What is needed: Of the lines below, report only those that contain "watermark".

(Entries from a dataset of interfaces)
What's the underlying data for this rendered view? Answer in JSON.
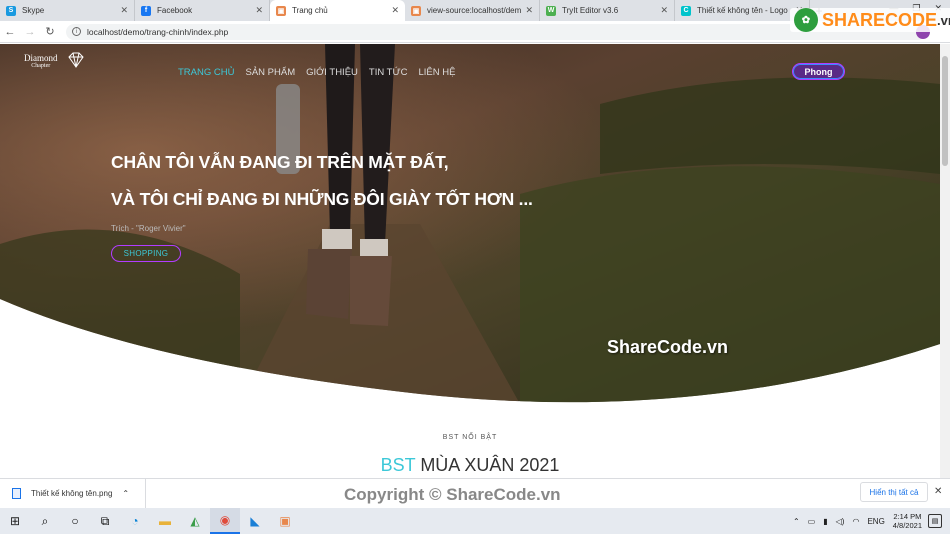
{
  "browser": {
    "tabs": [
      {
        "label": "Skype",
        "color": "#1a9ae0",
        "glyph": "S"
      },
      {
        "label": "Facebook",
        "color": "#1877f2",
        "glyph": "f"
      },
      {
        "label": "Trang chủ",
        "color": "#e8874c",
        "glyph": "▣",
        "active": true
      },
      {
        "label": "view-source:localhost/demo/",
        "color": "#e8874c",
        "glyph": "▣"
      },
      {
        "label": "TryIt Editor v3.6",
        "color": "#4caf50",
        "glyph": "W"
      },
      {
        "label": "Thiết kế không tên - Logo",
        "color": "#00c4cc",
        "glyph": "C"
      }
    ],
    "url": "localhost/demo/trang-chinh/index.php"
  },
  "site": {
    "logo_text": "Diamond",
    "logo_sub": "Chapter",
    "nav": [
      "TRANG CHỦ",
      "SẢN PHẨM",
      "GIỚI THIỆU",
      "TIN TỨC",
      "LIÊN HỆ"
    ],
    "user_label": "Phong",
    "hero": {
      "line1": "CHÂN TÔI VẪN ĐANG ĐI TRÊN MẶT ĐẤT,",
      "line2": "VÀ TÔI CHỈ ĐANG ĐI NHỮNG ĐÔI GIÀY TỐT HƠN ...",
      "quote": "Trích - \"Roger Vivier\"",
      "button": "SHOPPING"
    },
    "watermark": "ShareCode.vn",
    "section_kicker": "BST NỔI BẬT",
    "section_title_accent": "BST",
    "section_title_rest": " MÙA XUÂN 2021"
  },
  "download": {
    "filename": "Thiết kế không tên.png",
    "show_all": "Hiển thị tất cả",
    "watermark": "Copyright © ShareCode.vn"
  },
  "taskbar": {
    "lang": "ENG",
    "time": "2:14 PM",
    "date": "4/8/2021"
  },
  "sharecode": {
    "brand": "SHARECODE",
    "tld": ".vn"
  },
  "colors": {
    "accent": "#3cc8d8",
    "purple": "#b23cff"
  }
}
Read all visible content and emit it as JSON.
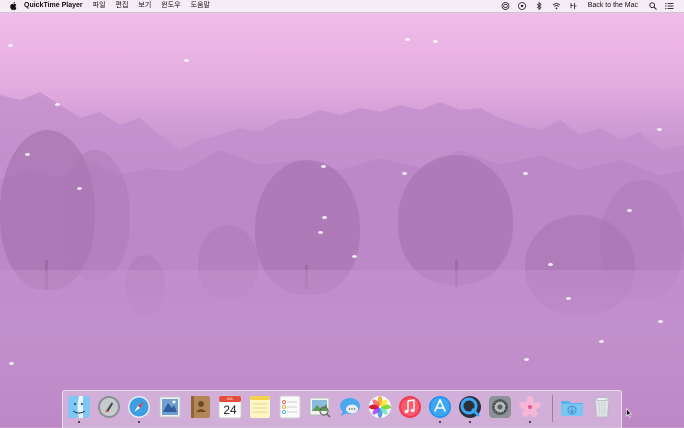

Task solution:
    "watermark": "ShareCode.vn",
    "watermark": "Copyright © ShareCode.vn"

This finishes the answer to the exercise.